[App and web page records]

- - -

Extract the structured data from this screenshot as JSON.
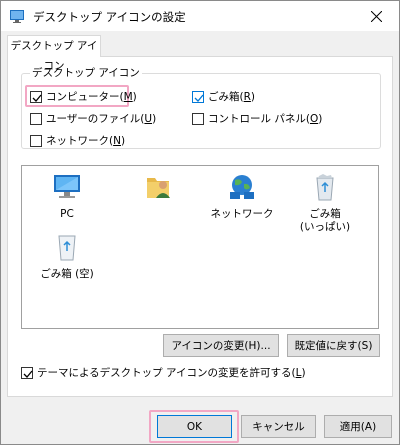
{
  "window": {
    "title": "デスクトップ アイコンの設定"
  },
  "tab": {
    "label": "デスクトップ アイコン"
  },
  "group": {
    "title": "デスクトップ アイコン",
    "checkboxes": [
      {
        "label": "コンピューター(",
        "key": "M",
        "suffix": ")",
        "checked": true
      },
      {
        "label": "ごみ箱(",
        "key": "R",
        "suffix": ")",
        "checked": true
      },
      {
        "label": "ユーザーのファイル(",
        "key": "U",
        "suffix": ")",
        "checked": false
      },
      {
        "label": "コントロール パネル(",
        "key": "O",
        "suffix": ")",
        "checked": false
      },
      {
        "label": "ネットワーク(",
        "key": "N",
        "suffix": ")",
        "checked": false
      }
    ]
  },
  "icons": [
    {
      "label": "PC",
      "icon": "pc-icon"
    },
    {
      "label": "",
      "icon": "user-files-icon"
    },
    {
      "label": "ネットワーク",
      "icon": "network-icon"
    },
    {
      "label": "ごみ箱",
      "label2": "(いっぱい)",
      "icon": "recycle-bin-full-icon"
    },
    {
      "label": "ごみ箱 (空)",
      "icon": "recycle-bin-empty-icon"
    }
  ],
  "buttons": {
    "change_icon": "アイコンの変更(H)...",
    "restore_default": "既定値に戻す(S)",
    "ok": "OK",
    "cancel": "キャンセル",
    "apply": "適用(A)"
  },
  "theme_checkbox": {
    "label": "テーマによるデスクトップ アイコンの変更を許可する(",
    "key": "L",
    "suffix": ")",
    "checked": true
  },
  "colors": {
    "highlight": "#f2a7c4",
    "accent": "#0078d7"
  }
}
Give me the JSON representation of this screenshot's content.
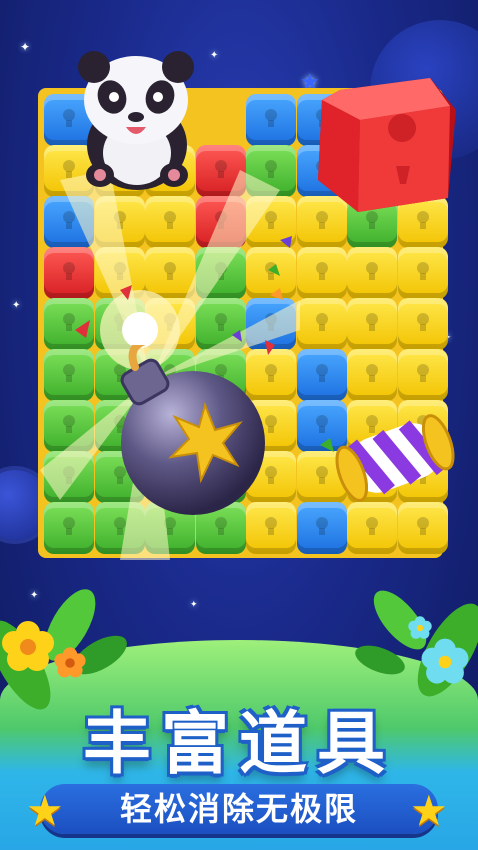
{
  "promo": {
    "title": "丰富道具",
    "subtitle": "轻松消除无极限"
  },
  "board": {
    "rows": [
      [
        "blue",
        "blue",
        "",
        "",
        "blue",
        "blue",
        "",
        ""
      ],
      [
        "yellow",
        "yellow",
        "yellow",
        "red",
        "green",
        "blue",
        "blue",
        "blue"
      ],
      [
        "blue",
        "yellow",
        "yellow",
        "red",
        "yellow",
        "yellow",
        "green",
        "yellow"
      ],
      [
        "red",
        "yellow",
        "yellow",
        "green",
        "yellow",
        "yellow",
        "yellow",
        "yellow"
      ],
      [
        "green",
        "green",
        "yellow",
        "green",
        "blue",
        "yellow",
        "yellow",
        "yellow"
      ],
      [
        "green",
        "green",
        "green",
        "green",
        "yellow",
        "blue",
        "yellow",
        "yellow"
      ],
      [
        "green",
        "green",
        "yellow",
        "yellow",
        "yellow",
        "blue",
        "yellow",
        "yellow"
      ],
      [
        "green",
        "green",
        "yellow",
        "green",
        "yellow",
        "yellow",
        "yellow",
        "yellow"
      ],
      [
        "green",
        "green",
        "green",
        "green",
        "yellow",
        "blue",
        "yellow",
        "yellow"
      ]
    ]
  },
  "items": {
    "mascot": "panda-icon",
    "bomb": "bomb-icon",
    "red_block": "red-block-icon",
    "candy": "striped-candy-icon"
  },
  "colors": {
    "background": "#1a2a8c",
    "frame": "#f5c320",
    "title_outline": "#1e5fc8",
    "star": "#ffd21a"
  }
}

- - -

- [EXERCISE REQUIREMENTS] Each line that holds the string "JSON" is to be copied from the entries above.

- [FINAL ANSWER]
Extract the structured data from this screenshot as JSON.
Give me the JSON representation of this screenshot's content.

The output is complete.